There are various sclerotinia species, but the one that attacks cruciferous crops is Sclerotinia sclerotiorum. This disease has an interesting life cycle. Infected plants have a mass of white fungus that destroys the plant. Inside this mass develop dark-coloured sclerotia, which look like flattened rat droppings. They’re clearly visible when the fungus becomes more advanced.They are the source of the next infection and remain in the soil until cool, wet climatic conditions develop – much the same conditions that cause mushrooms to develop.
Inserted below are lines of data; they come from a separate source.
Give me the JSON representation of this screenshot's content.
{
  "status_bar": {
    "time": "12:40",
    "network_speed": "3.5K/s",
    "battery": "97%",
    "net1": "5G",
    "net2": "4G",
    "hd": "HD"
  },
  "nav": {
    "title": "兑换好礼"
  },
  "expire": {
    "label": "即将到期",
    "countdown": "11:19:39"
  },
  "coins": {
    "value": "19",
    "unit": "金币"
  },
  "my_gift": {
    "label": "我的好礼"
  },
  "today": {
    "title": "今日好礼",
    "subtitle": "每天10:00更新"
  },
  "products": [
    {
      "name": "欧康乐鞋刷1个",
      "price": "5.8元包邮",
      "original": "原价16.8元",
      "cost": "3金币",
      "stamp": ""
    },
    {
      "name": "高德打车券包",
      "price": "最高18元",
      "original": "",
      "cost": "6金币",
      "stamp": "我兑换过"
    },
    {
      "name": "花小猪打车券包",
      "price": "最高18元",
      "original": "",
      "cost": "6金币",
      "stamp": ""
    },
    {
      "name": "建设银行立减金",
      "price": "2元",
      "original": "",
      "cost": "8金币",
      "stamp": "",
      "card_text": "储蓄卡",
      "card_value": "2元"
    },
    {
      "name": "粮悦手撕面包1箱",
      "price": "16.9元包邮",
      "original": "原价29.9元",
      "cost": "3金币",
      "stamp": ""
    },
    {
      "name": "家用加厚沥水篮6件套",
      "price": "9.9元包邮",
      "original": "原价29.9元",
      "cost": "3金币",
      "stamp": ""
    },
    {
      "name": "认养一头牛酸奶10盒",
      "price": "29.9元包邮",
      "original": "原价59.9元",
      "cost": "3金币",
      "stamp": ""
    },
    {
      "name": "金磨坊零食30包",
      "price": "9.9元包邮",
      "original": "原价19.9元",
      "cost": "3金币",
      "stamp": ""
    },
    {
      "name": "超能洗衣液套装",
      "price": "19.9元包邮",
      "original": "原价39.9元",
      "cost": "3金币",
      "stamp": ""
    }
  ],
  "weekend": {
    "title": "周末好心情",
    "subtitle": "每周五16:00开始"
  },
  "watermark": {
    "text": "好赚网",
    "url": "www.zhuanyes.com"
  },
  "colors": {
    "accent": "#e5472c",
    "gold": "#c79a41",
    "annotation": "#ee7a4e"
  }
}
From a sclerotium, small mushrooms called apothecia develop, which are a light brown colour and a few millimetres in diameter. When the humidity drops, these mushrooms release tens of thousands of spores into the air, where they’re carried by wind to a host crop. These spores need free water to establish themselves on dead, dying or injured tissue. They can survive for a few weeks while waiting for suitable conditions.
In cabbages they generally end up between the developing head and the cover leaves, where the micro-climate is more favourable for the spores to establish the infection. From here the fungus spreads over the head and can envelop the entire plant. The plant becomes rotten and mushy and the dark sclerotia then appear scattered in the white fungus mass.
The danger here, common to black leg fungus described last week, is that one may only come across the odd plant in the land and consider the damage of little consequence. But it doesn’t require many sclerotia to cause economic damage the next time round, if climatic conditions are favourable. The sclerotia can survive in the soil for three years.
The best thing to do when you find these odd infected plants is remove them and bury them away from the land 30cm deep in the soil, or burn them. This requires very little effort and can make a huge difference in the future. Once the infection has occurred, there’s no effective fungicide that I’ve come across that’s economically viable. There are products that can be spayed as a preventative measure against sclerotina, however.
Certain plant varieties are also more susceptible to the disease than others. Usually, varieties with a tougher, more waxy leaf will be less susceptible. This can be clearly seen when two varieties are planted alongside one another when an outbreak occurs.
Be very careful when planting cabbages after sunflowers, as I’ve seen a virtual wipeout of a crop where this was done. If planting sunflowers after cabbages, preventative sprays are recommended, especially after experiencing a period of cool, wet weather.Although this disease is usually not very significant in cruciferous crops, it’s worth making a note of it so that you’re well prepared to avoid an outbreak or prevent the disease becoming established. Every head lost to it is less money in your back pocket.